_What to work on_
Skip the pictures. Output only the lines below starting at the line with "Convert this screenshot" and ending at the line with "Read all visible content and emit it as JSON.", both ends included, exactly as they are.

··· Given data

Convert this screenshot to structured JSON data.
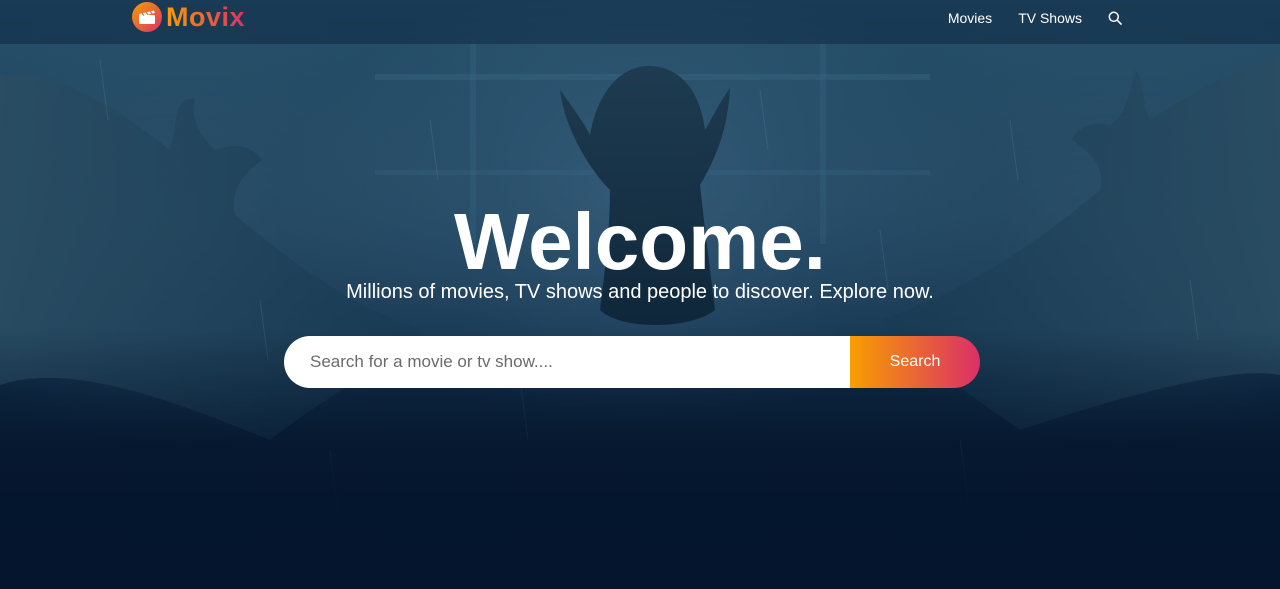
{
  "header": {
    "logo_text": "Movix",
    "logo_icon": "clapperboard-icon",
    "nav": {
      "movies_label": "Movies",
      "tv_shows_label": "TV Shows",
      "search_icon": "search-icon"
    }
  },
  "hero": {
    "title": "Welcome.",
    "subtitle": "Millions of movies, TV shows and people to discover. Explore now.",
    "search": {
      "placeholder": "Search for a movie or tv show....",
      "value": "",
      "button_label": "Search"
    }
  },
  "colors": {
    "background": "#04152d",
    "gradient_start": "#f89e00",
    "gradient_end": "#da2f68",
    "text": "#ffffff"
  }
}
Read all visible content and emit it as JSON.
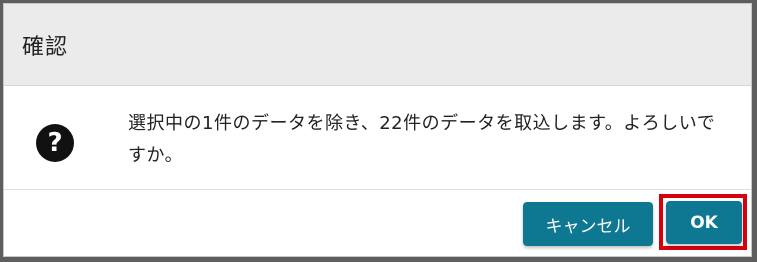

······
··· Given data

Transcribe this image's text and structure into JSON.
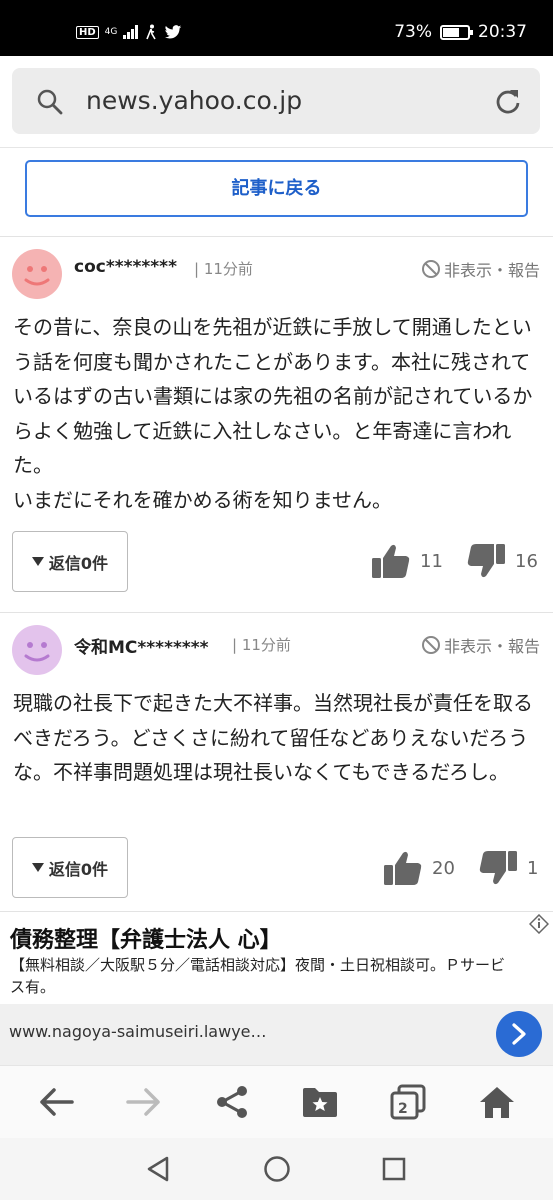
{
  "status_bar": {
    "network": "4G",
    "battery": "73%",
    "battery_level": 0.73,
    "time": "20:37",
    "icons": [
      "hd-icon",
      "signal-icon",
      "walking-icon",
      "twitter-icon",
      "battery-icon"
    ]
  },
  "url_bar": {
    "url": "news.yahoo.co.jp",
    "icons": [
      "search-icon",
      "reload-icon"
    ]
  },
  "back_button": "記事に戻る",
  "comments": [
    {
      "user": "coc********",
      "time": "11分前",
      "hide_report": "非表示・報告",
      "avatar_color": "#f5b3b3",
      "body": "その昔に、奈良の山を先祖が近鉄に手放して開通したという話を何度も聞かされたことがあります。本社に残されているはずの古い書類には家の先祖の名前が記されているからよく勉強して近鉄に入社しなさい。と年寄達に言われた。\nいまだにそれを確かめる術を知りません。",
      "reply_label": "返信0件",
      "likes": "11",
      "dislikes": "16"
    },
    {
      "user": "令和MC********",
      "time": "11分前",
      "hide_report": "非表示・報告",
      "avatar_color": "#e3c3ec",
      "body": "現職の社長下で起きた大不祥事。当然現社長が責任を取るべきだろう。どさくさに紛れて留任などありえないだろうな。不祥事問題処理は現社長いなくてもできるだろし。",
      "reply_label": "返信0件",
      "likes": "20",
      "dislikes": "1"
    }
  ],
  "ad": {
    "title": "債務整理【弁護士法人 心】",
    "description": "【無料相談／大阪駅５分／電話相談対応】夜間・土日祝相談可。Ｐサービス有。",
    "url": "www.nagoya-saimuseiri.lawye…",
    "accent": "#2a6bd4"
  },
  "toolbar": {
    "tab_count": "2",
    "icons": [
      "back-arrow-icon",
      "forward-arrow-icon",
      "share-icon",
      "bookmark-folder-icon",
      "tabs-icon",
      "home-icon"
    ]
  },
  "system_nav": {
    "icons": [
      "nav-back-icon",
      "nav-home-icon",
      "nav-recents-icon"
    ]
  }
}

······
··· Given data

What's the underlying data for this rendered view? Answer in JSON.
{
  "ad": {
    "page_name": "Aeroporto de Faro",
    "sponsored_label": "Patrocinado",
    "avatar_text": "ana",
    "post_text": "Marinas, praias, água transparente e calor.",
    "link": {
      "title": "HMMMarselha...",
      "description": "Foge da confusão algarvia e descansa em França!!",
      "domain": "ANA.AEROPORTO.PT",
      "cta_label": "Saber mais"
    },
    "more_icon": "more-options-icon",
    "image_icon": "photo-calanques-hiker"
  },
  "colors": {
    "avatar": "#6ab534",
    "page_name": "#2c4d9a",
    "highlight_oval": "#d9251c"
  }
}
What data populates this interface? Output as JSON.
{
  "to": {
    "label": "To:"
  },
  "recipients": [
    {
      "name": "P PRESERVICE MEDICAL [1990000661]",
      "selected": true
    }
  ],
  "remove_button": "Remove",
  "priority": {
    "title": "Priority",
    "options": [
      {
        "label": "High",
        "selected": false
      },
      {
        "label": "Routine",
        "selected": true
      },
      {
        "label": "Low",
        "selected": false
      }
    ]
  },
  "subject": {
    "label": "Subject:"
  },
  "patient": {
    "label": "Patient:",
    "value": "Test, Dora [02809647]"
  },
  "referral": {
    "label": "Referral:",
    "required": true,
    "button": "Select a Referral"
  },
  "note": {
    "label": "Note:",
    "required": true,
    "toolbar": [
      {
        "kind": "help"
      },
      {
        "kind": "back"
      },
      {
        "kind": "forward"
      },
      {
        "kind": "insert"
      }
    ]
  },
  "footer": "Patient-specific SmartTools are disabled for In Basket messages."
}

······

_Answer for this exercise_
Convert this screenshot to structured JSON data.
{
  "header": {
    "logo_text": "Movix",
    "logo_icon": "clapperboard-icon",
    "nav": {
      "movies_label": "Movies",
      "tv_shows_label": "TV Shows",
      "search_icon": "search-icon"
    }
  },
  "hero": {
    "title": "Welcome.",
    "subtitle": "Millions of movies, TV shows and people to discover. Explore now.",
    "search": {
      "placeholder": "Search for a movie or tv show....",
      "value": "",
      "button_label": "Search"
    }
  },
  "colors": {
    "background": "#04152d",
    "gradient_start": "#f89e00",
    "gradient_end": "#da2f68",
    "text": "#ffffff"
  }
}
Read all visible content and emit it as JSON.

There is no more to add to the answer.